As the regular readers of this blog know I’m a huge Pat Green fan. I told my Pat Green stories in this post and within it I told the story of Kyle, a good friend of mine who said I should get over the fact that Pat is now a Nashville artist and not a Texas artist and move on.
While I will never give up on Pat, Shannon and I did venture out to McKinney last Saturday night to watch a concert with my buddy Kyle and his wife Robin. Me driving to McKinney when I’m getting paid for it is a stretch, so to go out there voluntarily was a big deal to us. We went to go watch Mickey and the Motorcars in a great venue, Hank’s Texas Grill. Hank’s is a place you really only find in Texas, a BBQ place by day and a Texas Concert Venue after dark. It’s a type of place that I wish would open up around Keller and maybe one day when I strike it rich I’ll open one up.

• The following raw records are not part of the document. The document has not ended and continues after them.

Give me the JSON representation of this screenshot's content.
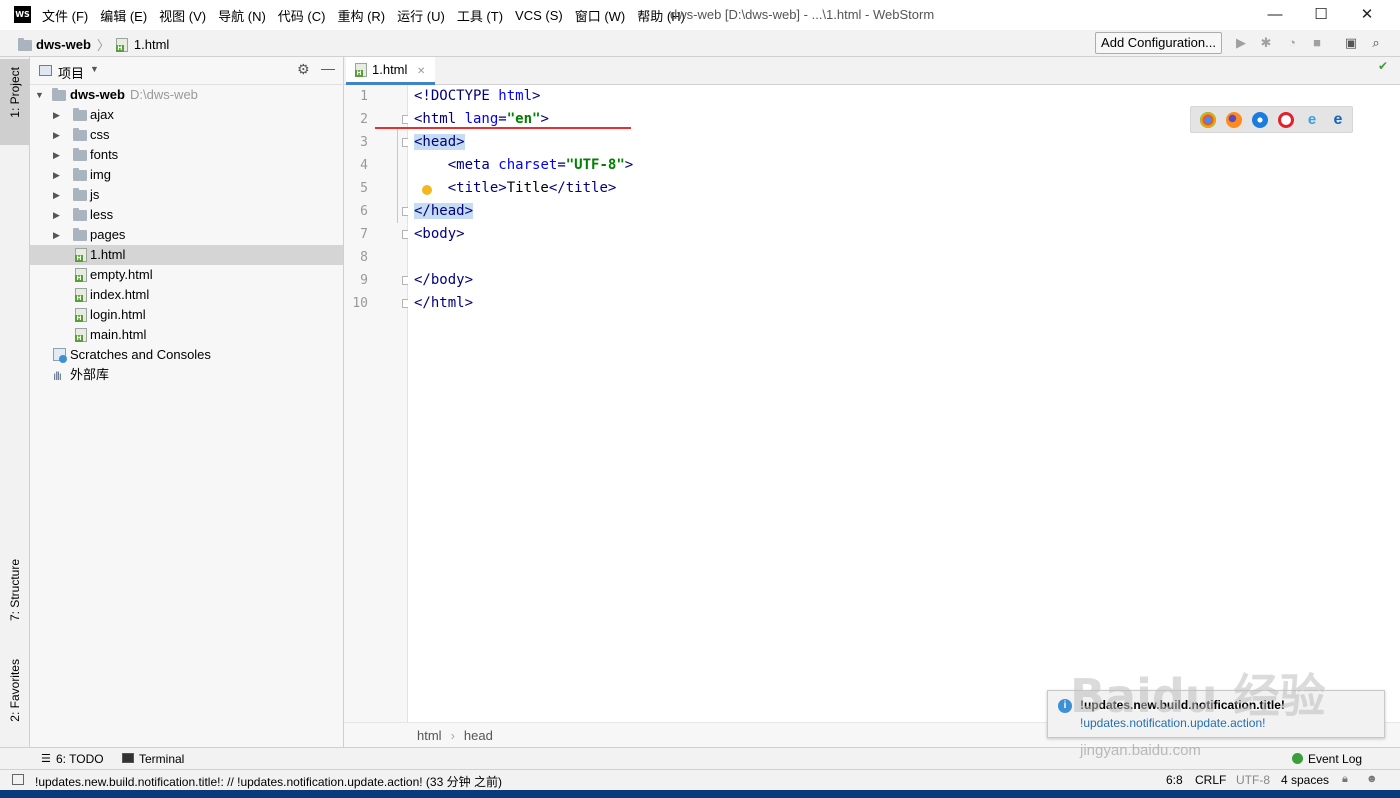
{
  "titlebar": {
    "logo": "WS",
    "menu": [
      "文件 (F)",
      "编辑 (E)",
      "视图 (V)",
      "导航 (N)",
      "代码 (C)",
      "重构 (R)",
      "运行 (U)",
      "工具 (T)",
      "VCS (S)",
      "窗口 (W)",
      "帮助 (H)"
    ],
    "window_title": "dws-web [D:\\dws-web] - ...\\1.html - WebStorm",
    "minimize": "—",
    "maximize": "☐",
    "close": "✕"
  },
  "navbar": {
    "project": "dws-web",
    "file": "1.html",
    "add_configuration": "Add Configuration..."
  },
  "left_stripe": {
    "project_tab": "1: Project",
    "structure_tab": "7: Structure",
    "favorites_tab": "2: Favorites"
  },
  "project_panel": {
    "title": "项目",
    "root_name": "dws-web",
    "root_path": "D:\\dws-web",
    "folders": [
      "ajax",
      "css",
      "fonts",
      "img",
      "js",
      "less",
      "pages"
    ],
    "files": [
      "1.html",
      "empty.html",
      "index.html",
      "login.html",
      "main.html"
    ],
    "scratches": "Scratches and Consoles",
    "external_libs": "外部库"
  },
  "editor": {
    "tab_label": "1.html",
    "line_numbers": [
      "1",
      "2",
      "3",
      "4",
      "5",
      "6",
      "7",
      "8",
      "9",
      "10"
    ],
    "breadcrumbs": [
      "html",
      "head"
    ]
  },
  "bottom_tools": {
    "todo": "6: TODO",
    "terminal": "Terminal",
    "event_log": "Event Log"
  },
  "status": {
    "message": "!updates.new.build.notification.title!: // !updates.notification.update.action! (33 分钟 之前)",
    "position": "6:8",
    "line_sep": "CRLF",
    "encoding": "UTF-8",
    "indent": "4 spaces"
  },
  "notification": {
    "title": "!updates.new.build.notification.title!",
    "action": "!updates.notification.update.action!"
  },
  "watermark": {
    "brand": "Baidu 经验",
    "url": "jingyan.baidu.com"
  },
  "colors": {
    "accent": "#4083c9",
    "tag": "#000080",
    "attr": "#0000ff",
    "string": "#008000",
    "highlight": "#c5dcf3",
    "caret_line": "#fffae3"
  }
}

Mickey and the Motorcars is a band that Kyle’s 60 year old father turned him on to, in fact, his dad got us the “with the band” treatment that night as we got to sit at Mickey’s table reserved for guests of the band. I had never heard of them before last Saturday night, but I found out that I was a fan of their brother’s band, Reckless Kelly.
The reason for this post isn’t so much a review of the concert, they did put on a good show, but to share the band’s unique story with you. From their Amazon bio:
Led by frontman Micky (Michael) Braun and his guitarist brother Gary Braun, along with childhood friends Travis Hardy on drums and Mark McCoy on bass, Micky & the Motorcars rolled out of the Sawtooth Mountains of Stanley, Idaho in a cloud of Americana dust. The sons of veteran Western swing musician Muzzie Braun, Micky and Gary, along with older brothers Cody and Willy, spent their childhood as part of Muzzie Braun & the Little Braun Brothers band, and were stage veterans before their teens. Eventually Cody and Willy Braun left the band to form Reckless Kelly, with Micky and Gary soon following suit, moving to Austin, Texas with Hardy and McCoy as Micky & the Motorcars. Once in Texas they added Joseph Deeb on lead guitar, rounding out the group’s lineup. Developing a straight-ahead style of alternative country/rock.
The story goes that the boys grew up without indoor plumbing in the Mountains of Idaho while their parents were professional musicians and they were performing very early in life. Every year they put on a big show back in Idaho where they invite their Texas Music buddies to perform and this year Robert Earl Keene (another of my favorites) is headlining. They guys do know how to put on a good show and the crowd of twenty something, ball cap wearing Texas music fans were testament to their popularity.
Mickey and the Motorcars will be at Woody’s Tavern in Ft. Worth Friday night, and you never know, I might just drop by for some more music and a cold beer or three.